    • The Union Club Hotel was built in 1929. (photo courtesy of Purdue University)

      $30M Gift to Fund Purdue Hotel Renovation

      Purdue University says it plans to use a $30 million gift to transform an existing building into a world-class hotel. The gift from Bruce White, a Purdue alumnus and former trustee, his wife Beth, and the Dean and Barbara White Foundation, will fund the renovation of the Union Club Hotel, which will also serve as a laboratory learning environment for students. The university says the renovations will feature upgrades in furnishings, fixtures, and amenities for the hotel, as well as a...
    • PGA TOUR Superstore to Open in Indy

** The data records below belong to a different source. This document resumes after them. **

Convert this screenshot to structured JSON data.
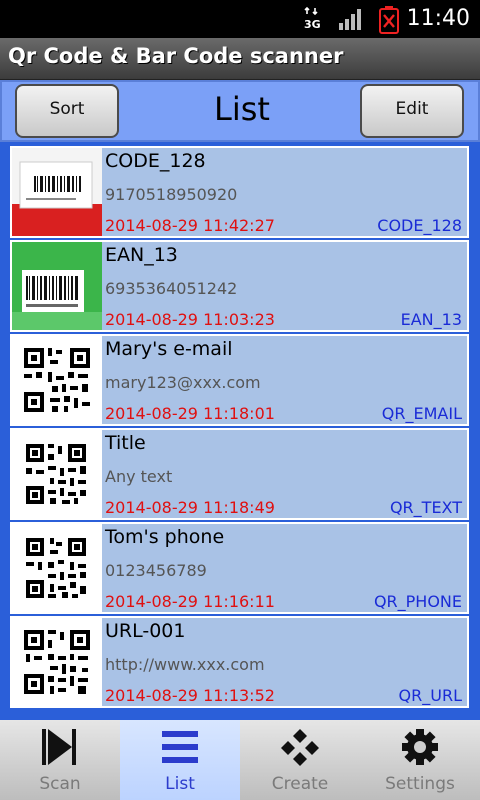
{
  "status_bar": {
    "time": "11:40",
    "network": "3G"
  },
  "app_title": "Qr Code & Bar Code scanner",
  "header": {
    "sort_label": "Sort",
    "title": "List",
    "edit_label": "Edit"
  },
  "items": [
    {
      "name": "CODE_128",
      "value": "9170518950920",
      "date": "2014-08-29 11:42:27",
      "type": "CODE_128",
      "thumb": "barcode-photo"
    },
    {
      "name": "EAN_13",
      "value": "6935364051242",
      "date": "2014-08-29 11:03:23",
      "type": "EAN_13",
      "thumb": "ean-barcode-photo"
    },
    {
      "name": "Mary's e-mail",
      "value": "mary123@xxx.com",
      "date": "2014-08-29 11:18:01",
      "type": "QR_EMAIL",
      "thumb": "qr-code"
    },
    {
      "name": "Title",
      "value": "Any text",
      "date": "2014-08-29 11:18:49",
      "type": "QR_TEXT",
      "thumb": "qr-code"
    },
    {
      "name": "Tom's phone",
      "value": "0123456789",
      "date": "2014-08-29 11:16:11",
      "type": "QR_PHONE",
      "thumb": "qr-code"
    },
    {
      "name": "URL-001",
      "value": "http://www.xxx.com",
      "date": "2014-08-29 11:13:52",
      "type": "QR_URL",
      "thumb": "qr-code"
    }
  ],
  "tabs": [
    {
      "label": "Scan",
      "icon": "play-icon",
      "active": false
    },
    {
      "label": "List",
      "icon": "list-icon",
      "active": true
    },
    {
      "label": "Create",
      "icon": "create-icon",
      "active": false
    },
    {
      "label": "Settings",
      "icon": "gear-icon",
      "active": false
    }
  ],
  "colors": {
    "header": "#7ba0f7",
    "row": "#a9c2e6",
    "date": "#e01010",
    "type": "#1a2bd6",
    "list_bg": "#2b5fd9"
  }
}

      A popular golf retailer will Saturday open its first location in Indiana. The PGA TOUR Superstore location in Indianapolis replaces the recently-closed Babies"R"Us location at the Clearwater Crossing Shopping Center.

    • (Image courtesy of Harrison College.)

      Milhaus Details Purchase of Harrison College Indy Campus

      Indianapolis-based Milhaus says it plans to build a 183-unit apartment complex on the same lot as the Indianapolis campus of recently-closed Harrison College. The development, construction and management company purchased the property last month for $6.3 million and Marketing Director Raven Reckley says the college's decision to close was "news to us." She adds Milhaus is "disappointed for the students and staff who are affected most" and will be evaluating...

    • (Image of downtown Shelbyville courtesy of Mainstreet Shelbyville Inc.)

      'Backyard Shelby' Involves, Seeks Young Talent

      The city of Shelbyville is looking to make itself more attractive to young and diverse professionals by going straight to the source and asking what they want. The city has launched Backyard Shelby, a group of young professionals helping to develop and implement a talent attraction and retention strategy. Mayor Tom DeBaun says the group will focus promoting the city's livability, amenities and "sense of authentic community" to new talent. DeBaun says Shelby County's...

    • Ribbon Cut on Downtown Fishers Housing

      The city of Fishers and Indianapolis-based Gradison Design-build have cut the ribbon on the first homes of a $30 million downtown residential development. The developers say the first section will have 20 homes, with a total of 50 coming over the next five years. Partner Joe Gradison says South Village of Nickel Plate gives residents high-demand housing options in a walkable, urban environment. In interviews with Inside INdiana Business Reporter Mary-Rachel Redman, Gradison and...